|“||And you thought your family was weird.||„|
|~ Cyrus regarding Harold Shelburne (aka The Great Child).|
Harold Shelburne, chosen to be The Great Child by millionaire Cyrus Kriticos, is a major character, yet minor villain in Thir13en Ghosts.
He was portrayed by C. Ernst Harth.
Harold was the son of Margaret Shelburne (The Dire Mother), a 3 feet tall midget, who worked as a circus freak due to her size and her doll-like appearance. Harold was born after his mother was raped by the "Tall Man", another circus freak. He was already born around 136 kg (300 pounds), and was always spoiled by his mother as a little baby, and as a result, wore diapers his entire life. One day, some of the circus freaks decided to play a joke on him by kidnapping Margaret. Enraged, he ran after them, only to find out his mother accidentally died by suffocation in the bag she was being kept in. Harold went completely berserk and chopped the kidnappers with an axe, displaying their parts for paying customers to see. The carnival owner, after hearing about his employees' deaths, ordered a massive crowd to tear Harold to shreds.
Harold's ghost is never apart form his mother, who is always seen by his side. He has a pale-white skin and wears a food-stained bib and big diapers, nothing else. He still wields the axe he used to kill the freaks, and has a small tuft of blond hair on his head.
Role in the movie
As most of the ghosts, Harold and his mother are never seen attacking someone, only scaring them for another ghost to appear and complete the job. He is then seen in the climax as one of the ghosts who carry Cyrus to his death in the Ocularis Infernum. He is finally seen leaving the machine with Margaret and the other ghosts, crossing over after gaining freedom.
- An alternate death for Harold and Margaret was proposed, but excluded from the final product.
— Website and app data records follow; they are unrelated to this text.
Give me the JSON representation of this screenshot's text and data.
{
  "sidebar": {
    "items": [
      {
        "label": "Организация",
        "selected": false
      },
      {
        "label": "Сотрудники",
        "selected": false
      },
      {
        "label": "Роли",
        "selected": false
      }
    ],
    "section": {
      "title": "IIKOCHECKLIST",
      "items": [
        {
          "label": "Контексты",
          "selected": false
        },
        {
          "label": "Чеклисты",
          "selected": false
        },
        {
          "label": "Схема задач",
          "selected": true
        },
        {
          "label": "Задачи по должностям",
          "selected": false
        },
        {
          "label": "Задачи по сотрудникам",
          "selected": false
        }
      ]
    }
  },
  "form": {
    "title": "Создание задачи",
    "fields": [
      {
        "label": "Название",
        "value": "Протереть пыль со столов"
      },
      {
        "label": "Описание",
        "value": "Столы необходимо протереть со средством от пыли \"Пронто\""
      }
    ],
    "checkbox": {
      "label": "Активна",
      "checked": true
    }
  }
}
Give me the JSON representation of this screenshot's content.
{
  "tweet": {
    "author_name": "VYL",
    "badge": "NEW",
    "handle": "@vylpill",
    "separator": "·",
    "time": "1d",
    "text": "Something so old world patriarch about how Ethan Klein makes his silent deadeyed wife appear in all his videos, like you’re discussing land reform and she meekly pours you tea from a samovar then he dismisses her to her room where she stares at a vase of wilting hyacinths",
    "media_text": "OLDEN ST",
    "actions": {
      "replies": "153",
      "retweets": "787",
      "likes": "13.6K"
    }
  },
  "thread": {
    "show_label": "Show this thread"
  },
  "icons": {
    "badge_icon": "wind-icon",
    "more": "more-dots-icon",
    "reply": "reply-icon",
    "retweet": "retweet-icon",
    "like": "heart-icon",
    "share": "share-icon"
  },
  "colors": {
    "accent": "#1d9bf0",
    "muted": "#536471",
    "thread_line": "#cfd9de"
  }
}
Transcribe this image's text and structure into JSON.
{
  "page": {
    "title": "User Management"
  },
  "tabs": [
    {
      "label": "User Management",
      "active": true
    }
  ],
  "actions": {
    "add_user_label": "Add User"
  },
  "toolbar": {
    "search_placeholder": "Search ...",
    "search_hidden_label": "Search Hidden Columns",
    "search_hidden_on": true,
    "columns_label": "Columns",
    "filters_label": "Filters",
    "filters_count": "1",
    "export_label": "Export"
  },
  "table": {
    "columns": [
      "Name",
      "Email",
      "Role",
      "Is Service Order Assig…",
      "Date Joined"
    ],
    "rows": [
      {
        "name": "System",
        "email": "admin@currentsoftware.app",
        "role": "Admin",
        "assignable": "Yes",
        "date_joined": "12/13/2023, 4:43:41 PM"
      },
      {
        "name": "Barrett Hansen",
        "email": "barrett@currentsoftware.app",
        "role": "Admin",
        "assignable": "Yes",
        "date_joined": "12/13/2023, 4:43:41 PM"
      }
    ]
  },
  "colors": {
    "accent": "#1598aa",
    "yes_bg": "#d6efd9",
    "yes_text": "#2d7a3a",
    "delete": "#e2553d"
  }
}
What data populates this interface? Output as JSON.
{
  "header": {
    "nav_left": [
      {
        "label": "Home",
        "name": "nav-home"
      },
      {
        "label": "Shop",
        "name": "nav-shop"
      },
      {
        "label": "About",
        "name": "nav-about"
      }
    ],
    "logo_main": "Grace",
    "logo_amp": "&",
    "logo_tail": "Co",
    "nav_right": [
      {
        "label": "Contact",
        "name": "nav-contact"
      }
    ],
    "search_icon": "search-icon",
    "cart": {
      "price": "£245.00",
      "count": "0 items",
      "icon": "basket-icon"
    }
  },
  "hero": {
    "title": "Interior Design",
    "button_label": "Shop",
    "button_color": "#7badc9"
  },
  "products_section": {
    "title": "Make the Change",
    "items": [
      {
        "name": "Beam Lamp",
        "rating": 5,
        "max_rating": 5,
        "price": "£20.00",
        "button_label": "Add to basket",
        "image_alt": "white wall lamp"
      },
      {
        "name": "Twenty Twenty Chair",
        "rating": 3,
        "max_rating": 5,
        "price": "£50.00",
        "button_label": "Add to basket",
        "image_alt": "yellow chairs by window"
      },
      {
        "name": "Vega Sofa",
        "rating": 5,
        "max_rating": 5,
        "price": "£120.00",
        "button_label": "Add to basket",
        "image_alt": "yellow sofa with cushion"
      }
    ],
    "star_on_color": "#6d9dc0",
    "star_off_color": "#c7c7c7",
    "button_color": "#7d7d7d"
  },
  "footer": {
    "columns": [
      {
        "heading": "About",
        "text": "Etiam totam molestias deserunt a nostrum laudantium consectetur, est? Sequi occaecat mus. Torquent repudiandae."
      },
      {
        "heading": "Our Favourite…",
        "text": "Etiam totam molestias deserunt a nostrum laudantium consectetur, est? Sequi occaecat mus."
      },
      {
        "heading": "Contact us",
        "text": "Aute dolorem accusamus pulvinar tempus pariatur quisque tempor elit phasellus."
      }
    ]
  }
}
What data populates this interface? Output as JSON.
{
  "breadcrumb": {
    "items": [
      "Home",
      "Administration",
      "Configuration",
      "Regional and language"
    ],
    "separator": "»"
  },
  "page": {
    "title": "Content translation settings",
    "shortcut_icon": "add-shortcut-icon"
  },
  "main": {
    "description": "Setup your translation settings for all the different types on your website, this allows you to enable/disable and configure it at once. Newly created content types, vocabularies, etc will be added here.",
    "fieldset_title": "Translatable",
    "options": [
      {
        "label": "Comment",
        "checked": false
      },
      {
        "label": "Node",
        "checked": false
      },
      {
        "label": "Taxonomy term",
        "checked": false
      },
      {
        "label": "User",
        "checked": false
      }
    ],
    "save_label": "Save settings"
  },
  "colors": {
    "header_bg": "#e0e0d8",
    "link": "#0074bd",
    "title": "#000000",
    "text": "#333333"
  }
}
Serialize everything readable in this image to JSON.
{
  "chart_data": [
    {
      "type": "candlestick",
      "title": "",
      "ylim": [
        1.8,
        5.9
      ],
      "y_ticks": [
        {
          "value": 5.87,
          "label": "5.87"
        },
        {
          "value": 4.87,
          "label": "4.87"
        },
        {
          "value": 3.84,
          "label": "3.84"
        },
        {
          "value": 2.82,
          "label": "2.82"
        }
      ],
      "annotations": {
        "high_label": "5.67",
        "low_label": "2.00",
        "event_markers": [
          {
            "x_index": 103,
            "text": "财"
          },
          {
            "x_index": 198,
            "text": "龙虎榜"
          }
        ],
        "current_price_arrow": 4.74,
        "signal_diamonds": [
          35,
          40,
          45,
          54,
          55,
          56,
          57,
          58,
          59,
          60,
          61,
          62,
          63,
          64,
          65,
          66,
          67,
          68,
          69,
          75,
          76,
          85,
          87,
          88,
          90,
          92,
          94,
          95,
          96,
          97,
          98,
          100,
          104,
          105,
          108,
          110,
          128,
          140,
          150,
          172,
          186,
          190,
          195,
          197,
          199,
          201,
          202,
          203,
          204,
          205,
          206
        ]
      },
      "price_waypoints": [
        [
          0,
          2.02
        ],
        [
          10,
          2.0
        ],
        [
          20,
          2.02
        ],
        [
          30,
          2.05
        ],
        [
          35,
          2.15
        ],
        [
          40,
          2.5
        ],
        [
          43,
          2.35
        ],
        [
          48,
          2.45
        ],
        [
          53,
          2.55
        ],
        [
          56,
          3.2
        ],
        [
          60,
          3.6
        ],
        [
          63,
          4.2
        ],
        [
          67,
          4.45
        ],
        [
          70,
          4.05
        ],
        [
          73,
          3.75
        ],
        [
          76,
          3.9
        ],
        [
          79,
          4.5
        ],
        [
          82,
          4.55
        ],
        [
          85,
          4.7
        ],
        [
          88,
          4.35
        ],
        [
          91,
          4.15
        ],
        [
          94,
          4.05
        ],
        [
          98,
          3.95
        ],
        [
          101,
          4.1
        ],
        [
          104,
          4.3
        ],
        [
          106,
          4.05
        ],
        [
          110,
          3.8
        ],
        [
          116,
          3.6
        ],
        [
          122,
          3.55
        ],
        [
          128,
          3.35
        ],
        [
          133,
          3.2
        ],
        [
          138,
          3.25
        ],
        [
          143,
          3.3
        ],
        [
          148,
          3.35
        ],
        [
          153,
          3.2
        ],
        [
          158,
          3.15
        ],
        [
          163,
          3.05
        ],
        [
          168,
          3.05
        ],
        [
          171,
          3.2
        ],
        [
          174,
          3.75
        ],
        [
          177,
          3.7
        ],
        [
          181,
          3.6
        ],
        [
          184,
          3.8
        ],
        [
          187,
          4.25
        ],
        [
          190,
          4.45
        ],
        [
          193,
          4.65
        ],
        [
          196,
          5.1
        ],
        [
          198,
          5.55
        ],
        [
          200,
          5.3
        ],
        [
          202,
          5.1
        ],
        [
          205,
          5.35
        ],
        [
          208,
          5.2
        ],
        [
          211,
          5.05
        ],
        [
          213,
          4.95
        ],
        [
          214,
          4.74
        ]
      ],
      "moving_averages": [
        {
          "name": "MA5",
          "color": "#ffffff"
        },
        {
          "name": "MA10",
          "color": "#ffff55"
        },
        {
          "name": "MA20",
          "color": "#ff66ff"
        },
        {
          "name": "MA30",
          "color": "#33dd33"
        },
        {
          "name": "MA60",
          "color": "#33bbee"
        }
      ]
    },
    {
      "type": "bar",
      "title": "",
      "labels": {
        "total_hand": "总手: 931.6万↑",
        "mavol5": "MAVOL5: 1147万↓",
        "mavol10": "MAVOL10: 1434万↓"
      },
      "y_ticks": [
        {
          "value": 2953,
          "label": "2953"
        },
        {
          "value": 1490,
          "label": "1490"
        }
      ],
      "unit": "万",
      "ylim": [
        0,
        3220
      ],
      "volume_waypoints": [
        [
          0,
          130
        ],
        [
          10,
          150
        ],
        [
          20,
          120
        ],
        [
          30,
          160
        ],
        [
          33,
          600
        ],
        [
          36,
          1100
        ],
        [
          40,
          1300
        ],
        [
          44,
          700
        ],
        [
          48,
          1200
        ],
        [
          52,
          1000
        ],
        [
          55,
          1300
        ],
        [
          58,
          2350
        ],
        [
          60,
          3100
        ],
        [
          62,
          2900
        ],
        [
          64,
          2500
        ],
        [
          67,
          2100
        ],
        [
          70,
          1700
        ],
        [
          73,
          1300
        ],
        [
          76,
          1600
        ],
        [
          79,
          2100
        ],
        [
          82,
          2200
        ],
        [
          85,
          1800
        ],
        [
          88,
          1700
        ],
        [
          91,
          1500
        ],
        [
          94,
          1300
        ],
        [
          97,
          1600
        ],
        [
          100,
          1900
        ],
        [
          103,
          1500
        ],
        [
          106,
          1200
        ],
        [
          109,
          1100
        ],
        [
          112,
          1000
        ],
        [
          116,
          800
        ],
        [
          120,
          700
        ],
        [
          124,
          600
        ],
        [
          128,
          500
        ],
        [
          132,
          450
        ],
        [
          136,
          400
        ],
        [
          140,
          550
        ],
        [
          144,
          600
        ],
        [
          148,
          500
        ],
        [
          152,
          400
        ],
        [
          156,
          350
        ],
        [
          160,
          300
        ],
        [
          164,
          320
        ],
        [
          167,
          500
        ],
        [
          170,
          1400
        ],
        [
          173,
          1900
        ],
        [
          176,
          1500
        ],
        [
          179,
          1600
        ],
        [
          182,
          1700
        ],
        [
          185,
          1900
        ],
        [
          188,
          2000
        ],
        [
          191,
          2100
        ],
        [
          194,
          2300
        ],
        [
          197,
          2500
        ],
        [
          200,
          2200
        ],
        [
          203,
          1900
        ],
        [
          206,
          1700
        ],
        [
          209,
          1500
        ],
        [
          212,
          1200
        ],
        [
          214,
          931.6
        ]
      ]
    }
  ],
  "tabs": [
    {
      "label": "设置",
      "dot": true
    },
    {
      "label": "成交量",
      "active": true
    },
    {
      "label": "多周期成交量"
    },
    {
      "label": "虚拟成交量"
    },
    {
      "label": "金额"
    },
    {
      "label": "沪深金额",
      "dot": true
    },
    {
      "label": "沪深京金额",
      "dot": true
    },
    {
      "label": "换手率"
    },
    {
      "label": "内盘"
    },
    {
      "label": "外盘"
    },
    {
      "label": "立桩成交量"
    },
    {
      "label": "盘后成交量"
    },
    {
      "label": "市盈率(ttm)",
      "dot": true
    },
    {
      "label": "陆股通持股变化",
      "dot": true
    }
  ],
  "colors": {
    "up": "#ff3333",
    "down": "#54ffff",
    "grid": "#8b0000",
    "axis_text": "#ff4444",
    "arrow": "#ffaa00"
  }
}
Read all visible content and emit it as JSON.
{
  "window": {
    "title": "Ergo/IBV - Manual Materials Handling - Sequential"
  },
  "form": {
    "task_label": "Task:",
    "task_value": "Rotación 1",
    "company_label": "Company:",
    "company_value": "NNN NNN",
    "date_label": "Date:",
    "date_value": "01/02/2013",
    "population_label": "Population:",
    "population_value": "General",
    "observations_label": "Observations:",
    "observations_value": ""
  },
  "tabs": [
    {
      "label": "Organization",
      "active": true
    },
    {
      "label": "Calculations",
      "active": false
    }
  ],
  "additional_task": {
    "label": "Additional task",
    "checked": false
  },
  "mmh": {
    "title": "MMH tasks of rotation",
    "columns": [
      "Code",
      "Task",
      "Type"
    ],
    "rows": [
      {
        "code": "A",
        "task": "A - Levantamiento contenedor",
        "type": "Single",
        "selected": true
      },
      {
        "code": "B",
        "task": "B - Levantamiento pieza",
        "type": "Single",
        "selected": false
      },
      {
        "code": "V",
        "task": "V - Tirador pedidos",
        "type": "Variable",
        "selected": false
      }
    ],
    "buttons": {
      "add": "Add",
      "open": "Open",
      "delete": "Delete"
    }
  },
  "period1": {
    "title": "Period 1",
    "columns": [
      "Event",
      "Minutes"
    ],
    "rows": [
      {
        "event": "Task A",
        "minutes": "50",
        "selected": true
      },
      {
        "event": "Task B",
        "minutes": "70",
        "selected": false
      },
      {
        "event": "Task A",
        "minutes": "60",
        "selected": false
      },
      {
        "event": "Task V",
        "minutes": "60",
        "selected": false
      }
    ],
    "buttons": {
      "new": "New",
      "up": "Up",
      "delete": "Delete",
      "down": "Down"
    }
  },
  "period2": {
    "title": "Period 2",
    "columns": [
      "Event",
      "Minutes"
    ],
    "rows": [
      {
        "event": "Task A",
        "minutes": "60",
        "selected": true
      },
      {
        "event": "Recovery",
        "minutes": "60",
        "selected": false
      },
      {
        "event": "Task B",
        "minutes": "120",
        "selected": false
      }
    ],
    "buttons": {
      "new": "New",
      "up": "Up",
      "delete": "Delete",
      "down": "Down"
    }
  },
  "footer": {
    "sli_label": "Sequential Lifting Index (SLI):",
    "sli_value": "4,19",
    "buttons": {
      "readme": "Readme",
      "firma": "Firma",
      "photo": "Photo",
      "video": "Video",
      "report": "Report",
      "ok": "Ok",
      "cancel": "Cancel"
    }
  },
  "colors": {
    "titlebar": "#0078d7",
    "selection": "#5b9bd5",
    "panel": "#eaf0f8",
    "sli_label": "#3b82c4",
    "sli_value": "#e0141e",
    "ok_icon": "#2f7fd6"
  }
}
Harold would suffocate Margaret in her sleep by rolling over her in her bed, leaving him with no sustenance at all (as he cannot do anything without his mother), until he finally starved to death.